State how many lines of the records contain the string "screenshot", and give no other information.

┌─ Dataset entries

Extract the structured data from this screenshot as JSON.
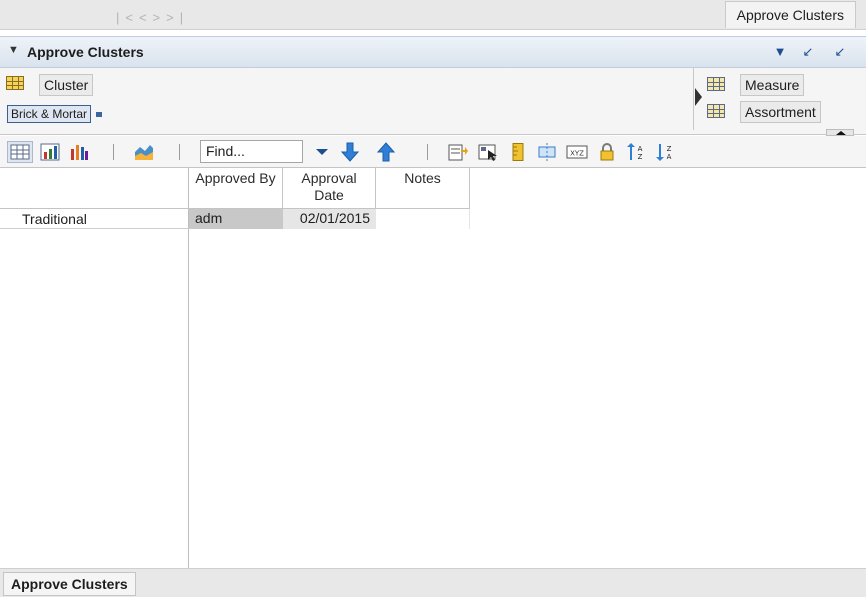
{
  "top_tab": {
    "label": "Approve Clusters"
  },
  "panel": {
    "title": "Approve Clusters"
  },
  "pivot": {
    "row_tile": "Cluster",
    "row_member": "Brick & Mortar",
    "col_tiles": [
      "Measure",
      "Assortment"
    ]
  },
  "toolbar": {
    "find_value": "Find...",
    "icons": [
      "grid-view-icon",
      "chart-grid-icon",
      "bar-chart-icon",
      "area-chart-icon",
      "find-dropdown-icon",
      "find-next-icon",
      "find-previous-icon",
      "export-icon",
      "select-icon",
      "ruler-icon",
      "split-icon",
      "xyz-icon",
      "lock-icon",
      "sort-ascending-icon",
      "sort-descending-icon"
    ]
  },
  "grid": {
    "columns": [
      "Approved By",
      "Approval\nDate",
      "Notes"
    ],
    "rows": [
      {
        "label": "Traditional",
        "cells": [
          "adm",
          "02/01/2015",
          ""
        ]
      }
    ]
  },
  "bottom_tab": {
    "label": "Approve Clusters"
  }
}
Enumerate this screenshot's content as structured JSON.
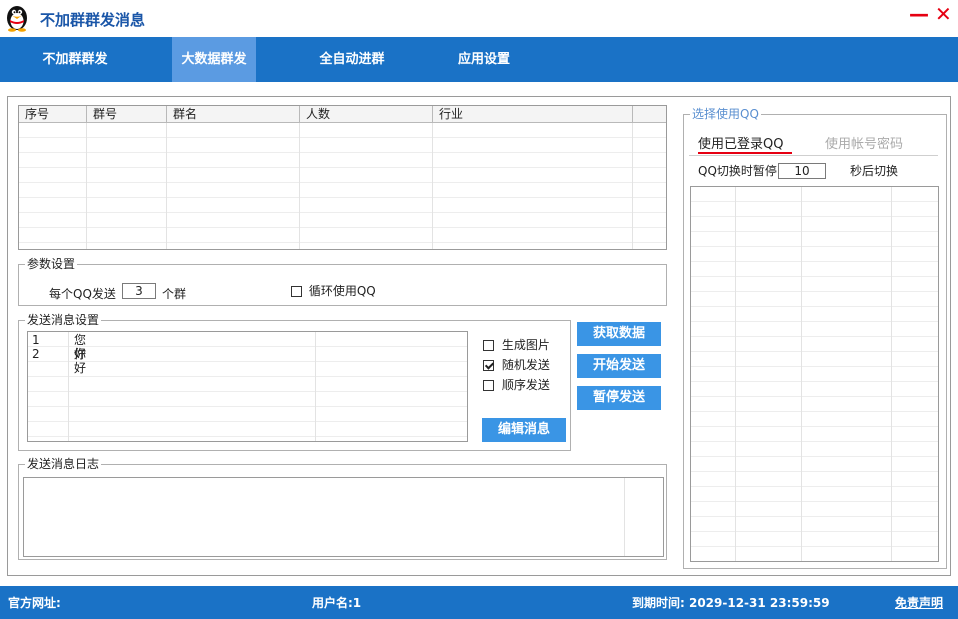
{
  "app": {
    "title": "不加群群发消息"
  },
  "window": {
    "minimize": "—",
    "close": "✕"
  },
  "nav": {
    "tabs": [
      "不加群群发",
      "大数据群发",
      "全自动进群",
      "应用设置"
    ],
    "active": 1
  },
  "group_table": {
    "columns": [
      "序号",
      "群号",
      "群名",
      "人数",
      "行业"
    ]
  },
  "params": {
    "legend": "参数设置",
    "per_qq_label": "每个QQ发送",
    "per_qq_value": "3",
    "per_qq_unit": "个群",
    "loop_label": "循环使用QQ",
    "loop_checked": false
  },
  "message_settings": {
    "legend": "发送消息设置",
    "messages": [
      {
        "no": "1",
        "text": "您好"
      },
      {
        "no": "2",
        "text": "你好"
      }
    ],
    "options": [
      {
        "label": "生成图片",
        "checked": false
      },
      {
        "label": "随机发送",
        "checked": true
      },
      {
        "label": "顺序发送",
        "checked": false
      }
    ],
    "edit_button": "编辑消息"
  },
  "actions": {
    "fetch": "获取数据",
    "start": "开始发送",
    "pause": "暂停发送"
  },
  "log": {
    "legend": "发送消息日志"
  },
  "qq_panel": {
    "legend": "选择使用QQ",
    "tab_logged": "使用已登录QQ",
    "tab_password": "使用帐号密码",
    "switch_label": "QQ切换时暂停",
    "switch_value": "10",
    "switch_unit": "秒后切换"
  },
  "footer": {
    "site_label": "官方网址:",
    "user_label": "用户名:1",
    "expire_label": "到期时间: 2029-12-31 23:59:59",
    "disclaimer": "免责声明"
  },
  "colors": {
    "nav": "#1a72c6",
    "nav_active": "#5b9be2",
    "button": "#3a95e5",
    "title": "#1a56a8",
    "window_controls": "#e60012",
    "tab_underline": "#e60012"
  }
}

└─

● **Solved exercise**
2